              Allowance on equity = Allowance base x Notional Interest Rate (NIR)

              The pertinent allowance is granted for 10 years. Effectively, if an increase qualifies for the benefits laid down in the Directive, the allowance shall be deductible in the year it was incurred and in the next successive nine years. If in the following year a new increase in equity was performed, the new allowance will also be deductible in the tax year it was incurred and in the following nine years upon the increase.

                3.1.1. Negative allowance

                If a taxpayer has benefitted from the allowance on equity under the Directive and within a tax period the said equity becomes negative (i.e. results in capital decrease), a proportionate amount will become taxable for 10 consecutive tax periods and up to the total increase of net equity for which such allowance has been obtained, unless there is evidence that the decrease has resulted due to losses incurred or due to a legal obligation.

                  3.2. Anti-abuse measures on the equity allowance

                  (a) 30% of EBITDA on the allowance

                  The allowance on equity would be deductible for Corporate Income Tax (“ CIT”) purposes up to 30% of the taxpayer's Earnings before Interest, Taxes, Depreciation and Amortization (“ EBITDA”) for 10 consecutive tax years. This is the same limitation with respect to interest limitation rules applicable to exceeding borrowing costs. Any excess of available allowance on equity could be carried forward by the taxpayer without a time limitation. Additionally, any unavailable allowance due to the 30% EBITDA limitation could be carried forward for a maximum of five tax years.
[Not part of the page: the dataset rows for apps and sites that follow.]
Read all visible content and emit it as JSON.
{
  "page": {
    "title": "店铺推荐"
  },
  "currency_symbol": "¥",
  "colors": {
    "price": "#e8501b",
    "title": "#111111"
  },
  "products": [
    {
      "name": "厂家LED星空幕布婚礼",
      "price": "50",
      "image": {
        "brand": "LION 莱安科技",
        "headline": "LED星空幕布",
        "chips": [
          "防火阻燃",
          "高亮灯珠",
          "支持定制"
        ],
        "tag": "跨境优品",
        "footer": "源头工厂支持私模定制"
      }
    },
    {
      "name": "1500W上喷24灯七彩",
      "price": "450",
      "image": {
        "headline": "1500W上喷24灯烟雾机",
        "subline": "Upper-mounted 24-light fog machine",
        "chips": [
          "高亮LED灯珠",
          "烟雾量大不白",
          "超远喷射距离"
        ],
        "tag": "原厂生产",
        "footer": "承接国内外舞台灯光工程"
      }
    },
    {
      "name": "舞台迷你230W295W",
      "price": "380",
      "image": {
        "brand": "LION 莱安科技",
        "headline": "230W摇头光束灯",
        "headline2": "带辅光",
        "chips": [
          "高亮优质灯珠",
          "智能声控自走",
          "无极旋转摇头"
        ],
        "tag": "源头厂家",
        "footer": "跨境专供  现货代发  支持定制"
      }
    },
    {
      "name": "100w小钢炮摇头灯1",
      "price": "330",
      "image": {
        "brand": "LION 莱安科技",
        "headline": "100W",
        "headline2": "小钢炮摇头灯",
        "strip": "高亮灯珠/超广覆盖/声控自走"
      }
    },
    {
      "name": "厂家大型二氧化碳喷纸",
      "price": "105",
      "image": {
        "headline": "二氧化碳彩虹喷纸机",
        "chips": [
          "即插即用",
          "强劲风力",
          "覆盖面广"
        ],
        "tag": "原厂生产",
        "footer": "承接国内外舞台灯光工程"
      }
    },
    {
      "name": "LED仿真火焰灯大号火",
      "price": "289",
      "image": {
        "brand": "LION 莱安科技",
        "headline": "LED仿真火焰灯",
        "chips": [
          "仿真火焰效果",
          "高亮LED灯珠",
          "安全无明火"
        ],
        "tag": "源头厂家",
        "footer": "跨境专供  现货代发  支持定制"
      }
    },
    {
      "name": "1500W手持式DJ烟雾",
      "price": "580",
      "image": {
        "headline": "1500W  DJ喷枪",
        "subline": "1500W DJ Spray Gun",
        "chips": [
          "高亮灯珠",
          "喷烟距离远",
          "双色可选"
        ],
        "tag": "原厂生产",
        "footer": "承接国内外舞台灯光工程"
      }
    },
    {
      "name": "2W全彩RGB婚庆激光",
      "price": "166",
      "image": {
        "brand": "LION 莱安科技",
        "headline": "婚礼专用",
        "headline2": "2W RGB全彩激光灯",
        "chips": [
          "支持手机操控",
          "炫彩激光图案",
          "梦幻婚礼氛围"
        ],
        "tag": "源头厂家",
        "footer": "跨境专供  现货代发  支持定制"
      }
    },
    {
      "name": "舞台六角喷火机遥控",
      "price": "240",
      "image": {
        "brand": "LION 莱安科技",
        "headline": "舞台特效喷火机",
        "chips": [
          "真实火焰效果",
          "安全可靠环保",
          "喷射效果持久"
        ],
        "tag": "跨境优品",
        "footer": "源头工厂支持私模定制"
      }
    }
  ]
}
                    (b) Out of scope capital

                    The proposal excludes from the allowance base equity increases originating from:

                      (i) Intra-group loans
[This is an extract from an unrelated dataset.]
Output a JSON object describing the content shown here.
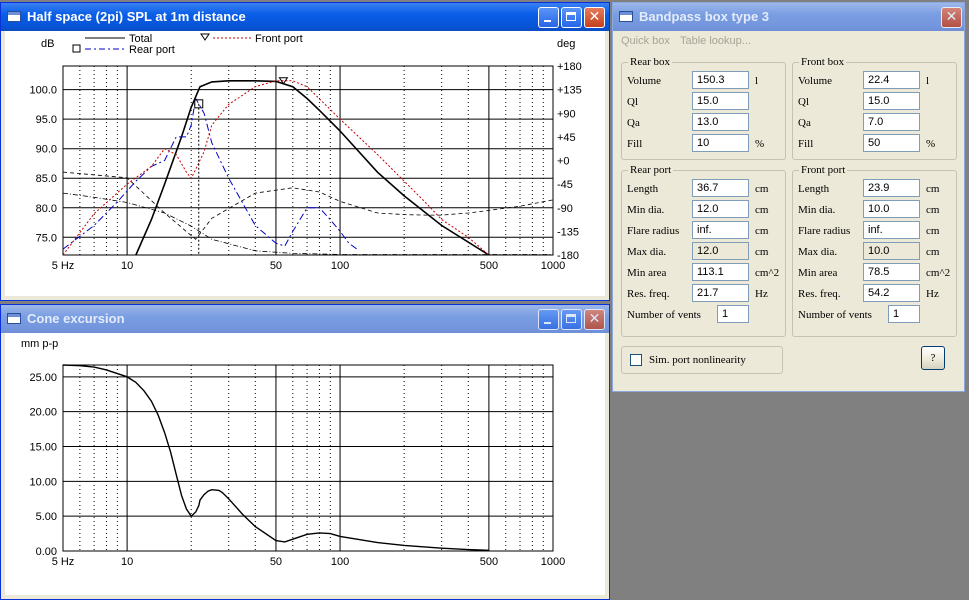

                      (ii) Intra-group transfers of participations or existing business activities

                      (iii) Cash contributions under certain conditions

                      (c) In-kind contributions

                      Another measure lays down specific conditions to consider for equity increase stemming from contributions in kind or investment in assets. It aims to counteract overvaluation of assets or purchase of luxury goods for the purpose of increasing the allowance base.

                        (d) Re-categorization of capital

                        A third measure targets the re-categorization of old capital as new capital, which would qualify as an equity increase for the purpose of the allowance. Such re-categorization could be achieved through a liquidation and the creation of start-ups.

                          3.3. Interest limitation rules

                          In addition, the proposal includes a new interest limitation rule. It is proposed that 15% of the exceeding borrowing costs [7] be non-deductible for CIT purposes. The proposal provides for rules of interaction between this new limitation and the EU Anti-Tax Avoidance Directive’s interest deduction limitation rules, as well as for carry forward rules of unused amounts.

                          Kambourov & Partners - Tax Consulting will continue to follow the developments on DEBRA and will monitor the domestic implementation of the Directive.

                          [1]European Commission press release: Corporate taxation: Commission proposes tax incentive for equity to help companies grow, become stronger and more resilient. Brussels, 11 May 2022.

                          [2]There are 6 Member States that have introduced measures allowing equity deductions – Belgium, Poland, Malta, Italy, Portugal,Cyprus.

                          [3]Proposal for a COUNCIL DIRECTIVE on laying down rules on a debt-equity bias reduction allowance and on limiting the deductibility of interest for corporate income tax purposes

                          [4]Basel Regulations.

                          [5]The present allowance will be incremental.

                          [6]As defined in the Accounting Directive.

                          [7]Interest expense minus interest income